The duration of a debt fund is expressed in terms of a number of years/months. Duration is affected by the% of fluctuation in a fund’s value with the fluctuation in interest rates. Hence, the higher the duration, the more will be its
sensitivity to interest rate fluctuation, and the greater will be the interest rate risk. Typically, funds with a higher duration are invested in securities of longer maturities and vice versa. By this logic, short-duration funds
will be exposed to higher interest rate risk when compared to low duration fund and so on.
But this doesn’t mean that every security held by these mutual funds have the exact same duration as the portfolio duration. For example, it is not true that all the securities in a low duration debt funds will have
a Macaulay duration of 6-12 months. The duration of the fund represents the weighted average of the duration of all the securities together.

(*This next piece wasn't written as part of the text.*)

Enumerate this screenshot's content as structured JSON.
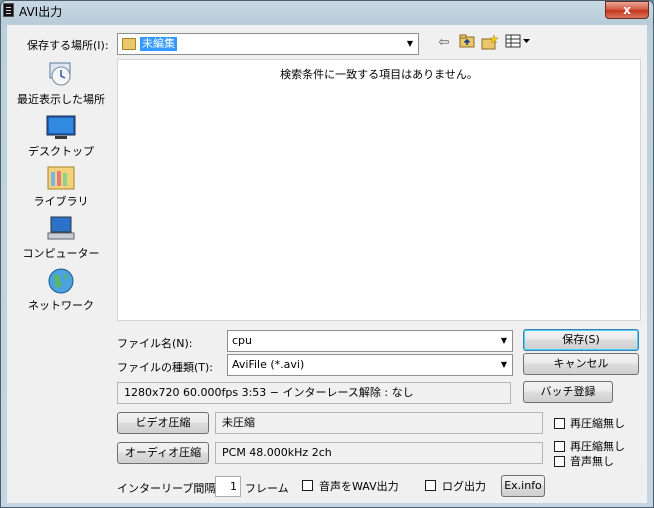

So, while some bonds held by the fund may have a duration of 3 months, some can even have
a duration of 1 year.